Coming away with that kind of feeling before knowing what McCullough was thinking when she wrote the song just emphasizes how well the intended emotion of the music ultimately came through.
“’After Midnight’ is about being apart from someone you love and drifting into a dream where anything is possible and you get to be together again,” says McCullough. “It’s sweet, it’s hopeful, it’s romantic!”
This sense of enchantment is due in no small part to McCullough’s own vocal lilt, which sounds at once delicately modern and warmly classic in its character – not unlike the voice of the artistically enduring Alison Krauss. Still, instrumental support from the likes of Stuart Ducan, members of Time Jumpers and, even more coincidentally, Union Station, definitely enhance “After Midnight’s” elated emotional direction – thanks in particular to the sharp but honeyed timbre of the accordion. The collaborative nature of the group also serves as an active embodiment of the camaraderie McCullough has accrued around her since moving to the capital of The Volunteer State – that which will continue to encourage and challenge her path as time goes on.

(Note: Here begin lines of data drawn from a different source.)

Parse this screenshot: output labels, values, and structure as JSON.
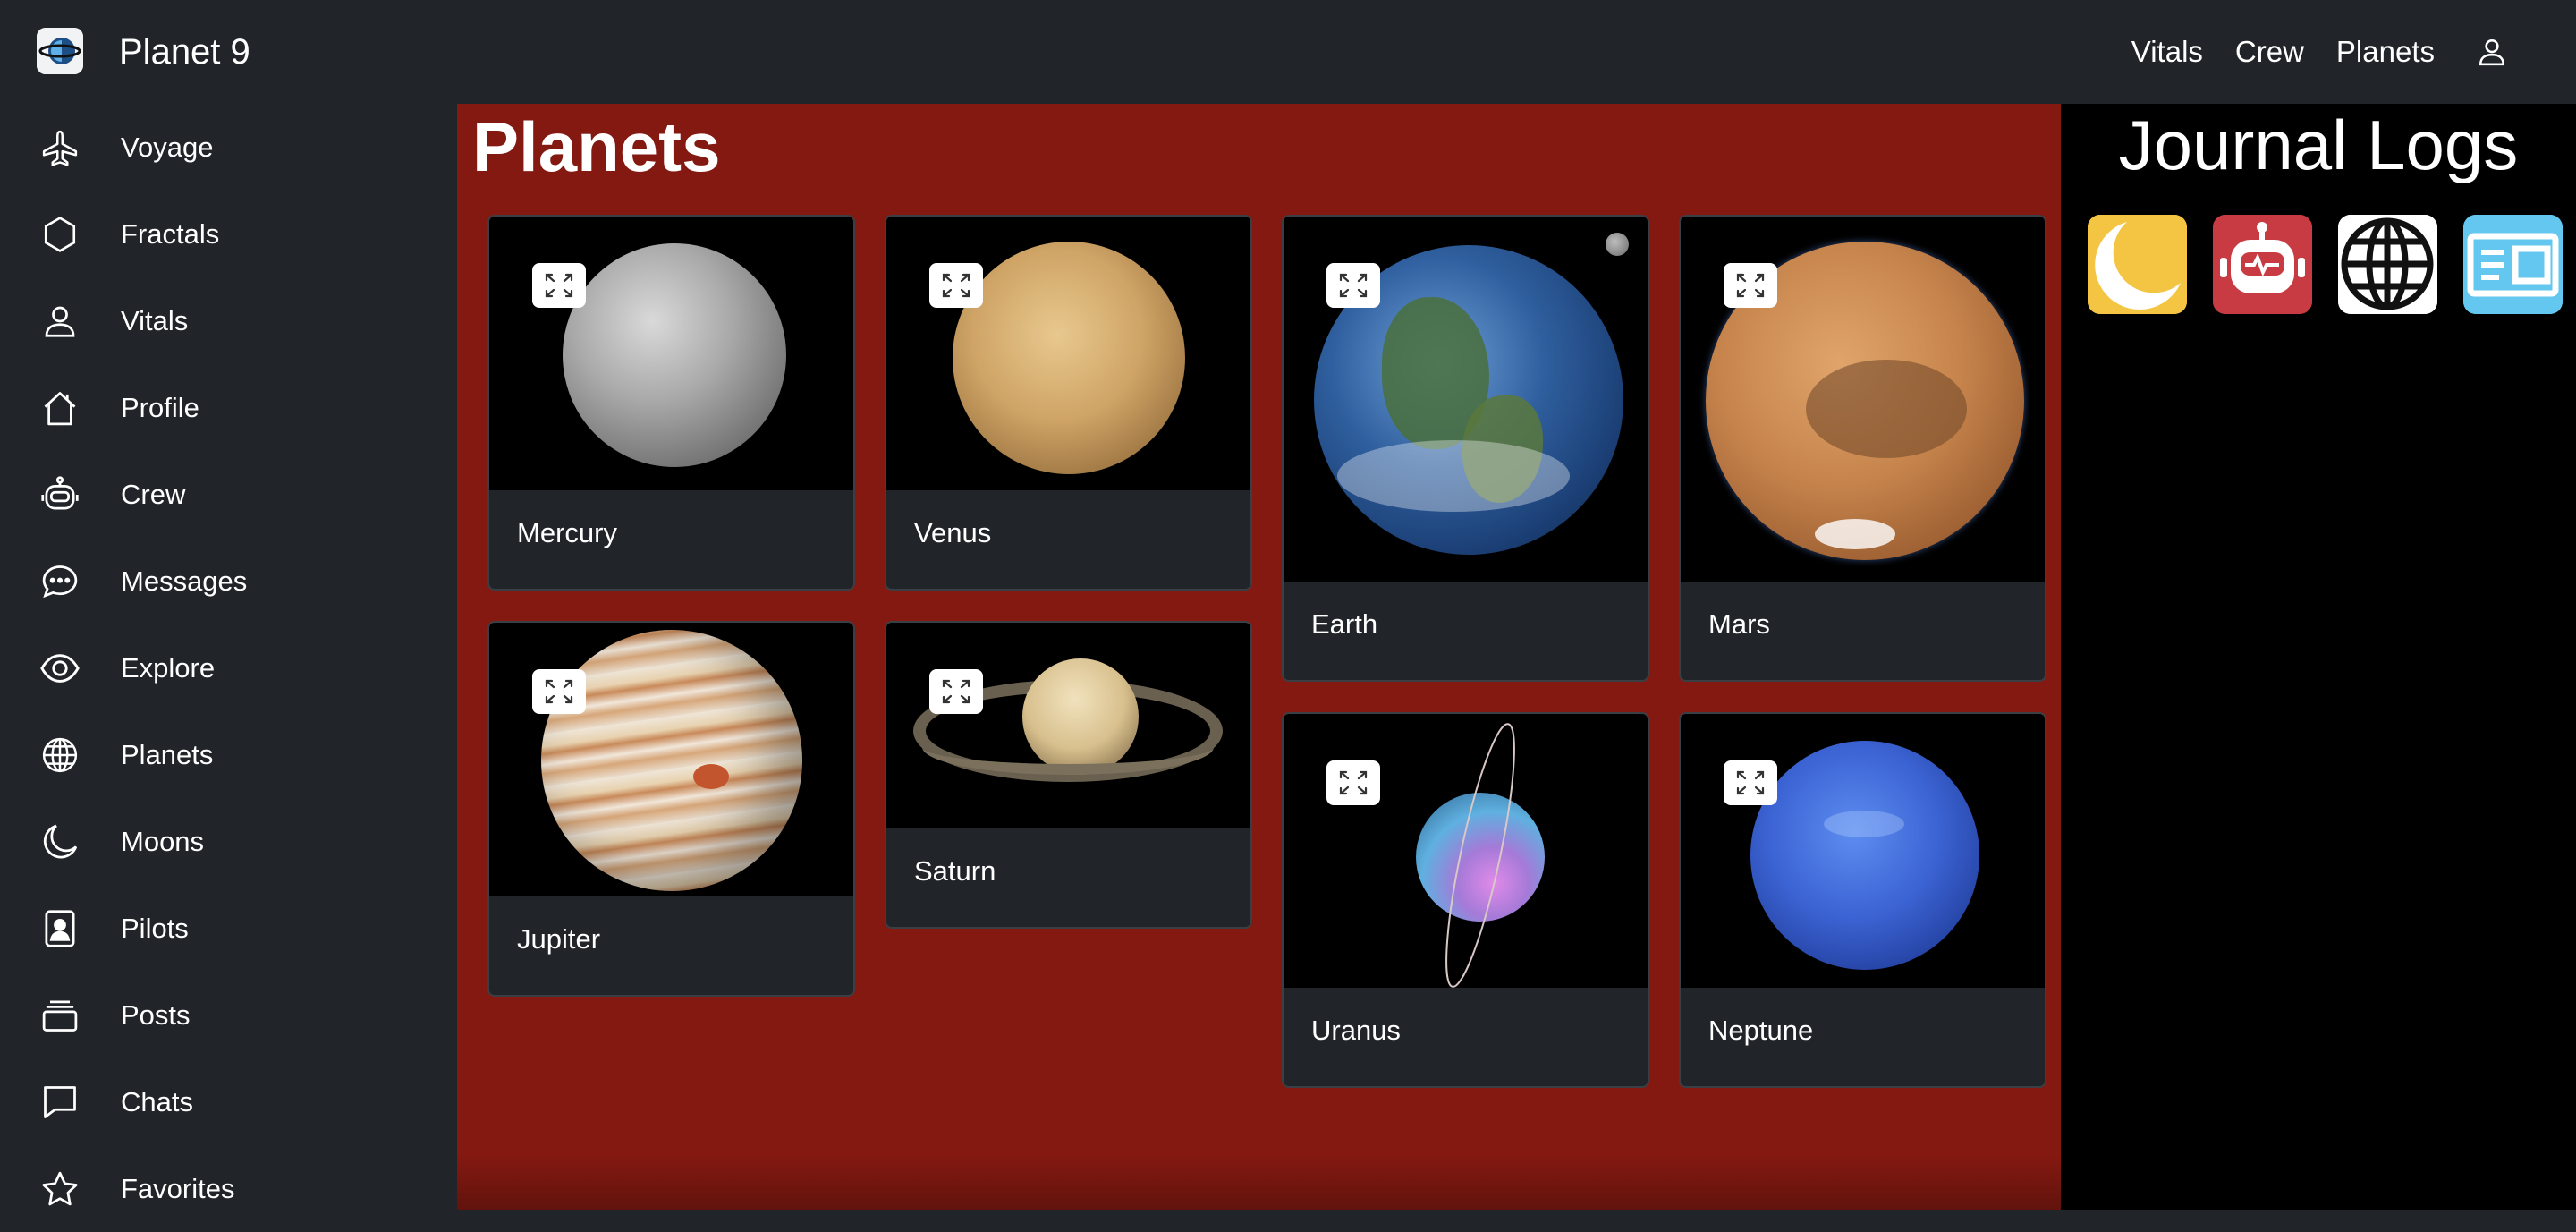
{
  "brand": {
    "title": "Planet 9",
    "logo_icon": "planet-logo-icon"
  },
  "topnav": {
    "links": [
      "Vitals",
      "Crew",
      "Planets"
    ],
    "user_icon": "user-icon"
  },
  "sidebar": {
    "items": [
      {
        "label": "Voyage",
        "icon": "airplane-icon"
      },
      {
        "label": "Fractals",
        "icon": "hexagon-icon"
      },
      {
        "label": "Vitals",
        "icon": "person-icon"
      },
      {
        "label": "Profile",
        "icon": "house-icon"
      },
      {
        "label": "Crew",
        "icon": "robot-icon"
      },
      {
        "label": "Messages",
        "icon": "chat-dots-icon"
      },
      {
        "label": "Explore",
        "icon": "eye-icon"
      },
      {
        "label": "Planets",
        "icon": "globe-icon"
      },
      {
        "label": "Moons",
        "icon": "moon-icon"
      },
      {
        "label": "Pilots",
        "icon": "badge-icon"
      },
      {
        "label": "Posts",
        "icon": "collection-icon"
      },
      {
        "label": "Chats",
        "icon": "chat-square-icon"
      },
      {
        "label": "Favorites",
        "icon": "star-icon"
      }
    ]
  },
  "main": {
    "title": "Planets",
    "planets": [
      {
        "name": "Mercury"
      },
      {
        "name": "Venus"
      },
      {
        "name": "Earth"
      },
      {
        "name": "Mars"
      },
      {
        "name": "Jupiter"
      },
      {
        "name": "Saturn"
      },
      {
        "name": "Uranus"
      },
      {
        "name": "Neptune"
      }
    ]
  },
  "journal": {
    "title": "Journal Logs",
    "apps": [
      "moon-app-icon",
      "robot-app-icon",
      "globe-app-icon",
      "news-app-icon"
    ]
  },
  "colors": {
    "background": "#212529",
    "main_panel": "#831911",
    "journal_panel": "#000000",
    "card": "#212529"
  }
}
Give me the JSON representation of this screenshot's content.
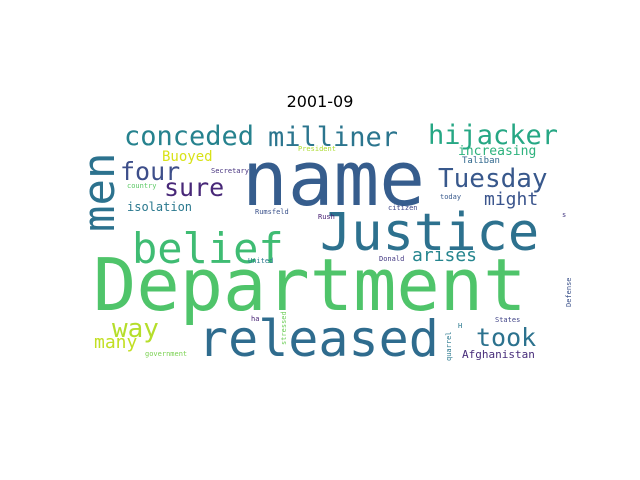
{
  "title": "2001-09",
  "words": [
    {
      "text": "Department",
      "color": "#4fc46a"
    },
    {
      "text": "name",
      "color": "#365d8d"
    },
    {
      "text": "Justice",
      "color": "#2d718e"
    },
    {
      "text": "released",
      "color": "#2f6c8e"
    },
    {
      "text": "belief",
      "color": "#3fbc73"
    },
    {
      "text": "men",
      "color": "#2c728e"
    },
    {
      "text": "conceded",
      "color": "#26828e"
    },
    {
      "text": "milliner",
      "color": "#2b758e"
    },
    {
      "text": "hijacker",
      "color": "#26a784"
    },
    {
      "text": "Tuesday",
      "color": "#38588c"
    },
    {
      "text": "four",
      "color": "#3d4e8a"
    },
    {
      "text": "sure",
      "color": "#482878"
    },
    {
      "text": "way",
      "color": "#b5de2b"
    },
    {
      "text": "took",
      "color": "#2c728e"
    },
    {
      "text": "might",
      "color": "#3a548c"
    },
    {
      "text": "arises",
      "color": "#25858e"
    },
    {
      "text": "many",
      "color": "#c2df23"
    },
    {
      "text": "Buoyed",
      "color": "#d8e219"
    },
    {
      "text": "increasing",
      "color": "#2db27d"
    },
    {
      "text": "isolation",
      "color": "#2a788e"
    },
    {
      "text": "Afghanistan",
      "color": "#472c7a"
    },
    {
      "text": "Taliban",
      "color": "#31688e"
    },
    {
      "text": "President",
      "color": "#addc30"
    },
    {
      "text": "Secretary",
      "color": "#46327e"
    },
    {
      "text": "country",
      "color": "#5ac864"
    },
    {
      "text": "Rumsfeld",
      "color": "#3b528b"
    },
    {
      "text": "Rush",
      "color": "#482173"
    },
    {
      "text": "citizen",
      "color": "#3f4788"
    },
    {
      "text": "today",
      "color": "#38598c"
    },
    {
      "text": "United",
      "color": "#2a788e"
    },
    {
      "text": "Donald",
      "color": "#443a83"
    },
    {
      "text": "stressed",
      "color": "#6ece58"
    },
    {
      "text": "ha",
      "color": "#482475"
    },
    {
      "text": "quarrel",
      "color": "#2a788e"
    },
    {
      "text": "H",
      "color": "#2a788e"
    },
    {
      "text": "States",
      "color": "#414487"
    },
    {
      "text": "Defense",
      "color": "#3b528b"
    },
    {
      "text": "government",
      "color": "#7ad151"
    },
    {
      "text": "s",
      "color": "#443983"
    }
  ]
}
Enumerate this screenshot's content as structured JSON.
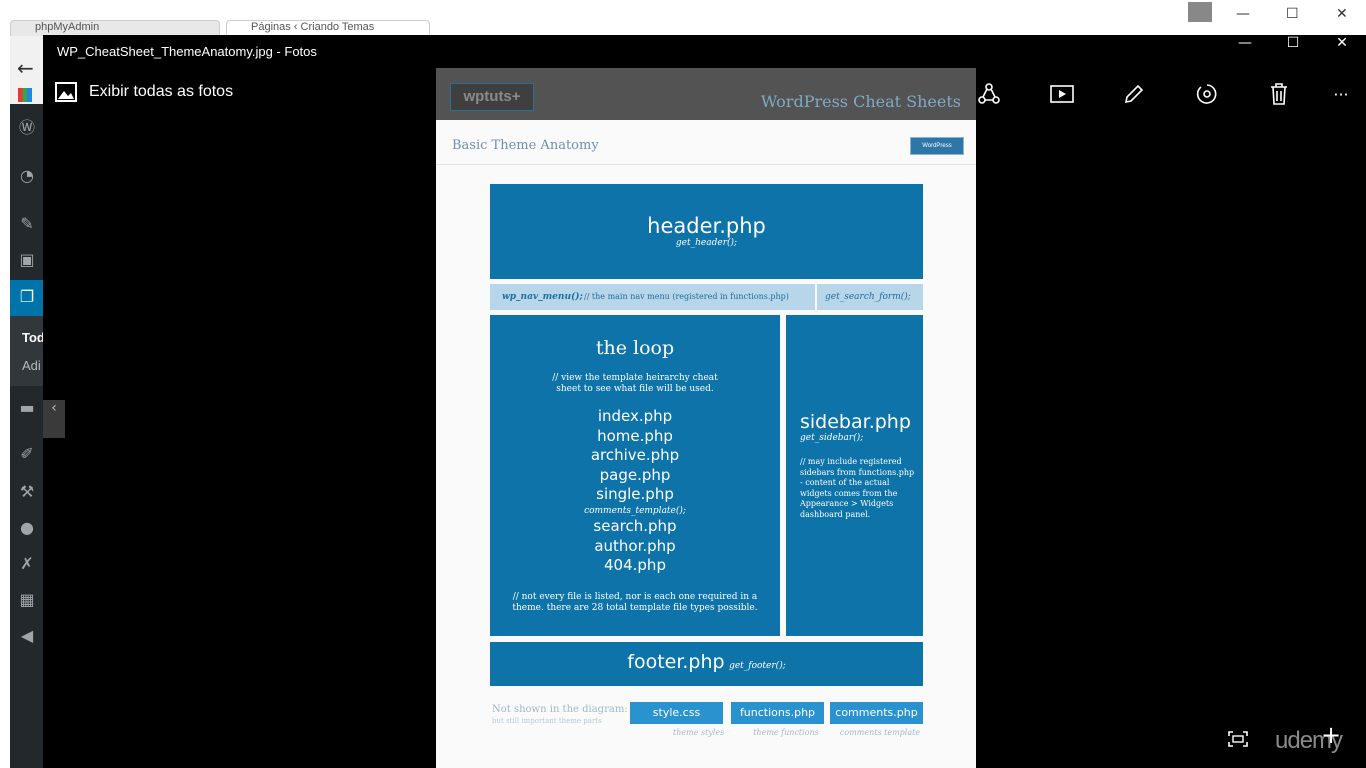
{
  "background_browser": {
    "tabs": [
      {
        "label": "phpMyAdmin"
      },
      {
        "label": "Páginas ‹ Criando Temas"
      }
    ],
    "sidebar_labels": [
      "Tod",
      "Adi"
    ]
  },
  "window": {
    "title": "WP_CheatSheet_ThemeAnatomy.jpg - Fotos",
    "minimize": "—",
    "maximize": "☐",
    "close": "✕"
  },
  "appbar": {
    "show_all_label": "Exibir todas as fotos",
    "more": "···"
  },
  "sheet": {
    "logo": "wptuts+",
    "heading": "WordPress Cheat Sheets",
    "subheading": "Basic Theme Anatomy",
    "badge": "WordPress",
    "header_title": "header.php",
    "header_fn": "get_header();",
    "nav_fn": "wp_nav_menu();",
    "nav_note": "// the main nav menu (registered in functions.php)",
    "search_fn": "get_search_form();",
    "loop_title": "the loop",
    "loop_note": "// view the template heirarchy cheat sheet to see what file will be used.",
    "loop_files": [
      "index.php",
      "home.php",
      "archive.php",
      "page.php",
      "single.php"
    ],
    "comments_fn": "comments_template();",
    "loop_files_2": [
      "search.php",
      "author.php",
      "404.php"
    ],
    "loop_footnote": "// not every file is listed, nor is each one required in a theme. there are 28 total template file types possible.",
    "sidebar_title": "sidebar.php",
    "sidebar_fn": "get_sidebar();",
    "sidebar_note": "// may include registered sidebars from functions.php - content of the actual widgets comes from the Appearance > Widgets dashboard panel.",
    "footer_title": "footer.php",
    "footer_fn": "get_footer();",
    "not_shown": "Not shown in the diagram:",
    "not_shown_sub": "but still important theme parts",
    "extras": [
      {
        "label": "style.css",
        "caption": "theme styles"
      },
      {
        "label": "functions.php",
        "caption": "theme functions"
      },
      {
        "label": "comments.php",
        "caption": "comments template"
      }
    ]
  },
  "watermark": "udemy",
  "colors": {
    "block_blue": "#0e73a8",
    "nav_blue": "#b7d6ea",
    "button_blue": "#2a92cf"
  }
}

“This spring I will have lived in Nashville for six years.” she says. “The creative spirit that exists here and the roots of the music that I love is what drew me here. But to me, it’s the people that make the town. One by one you find your people that get your unique brand of weirdness. You come up together, you create together, you lend each other $20 bucks when things are tough; you don’t break through the machine, you build your own.”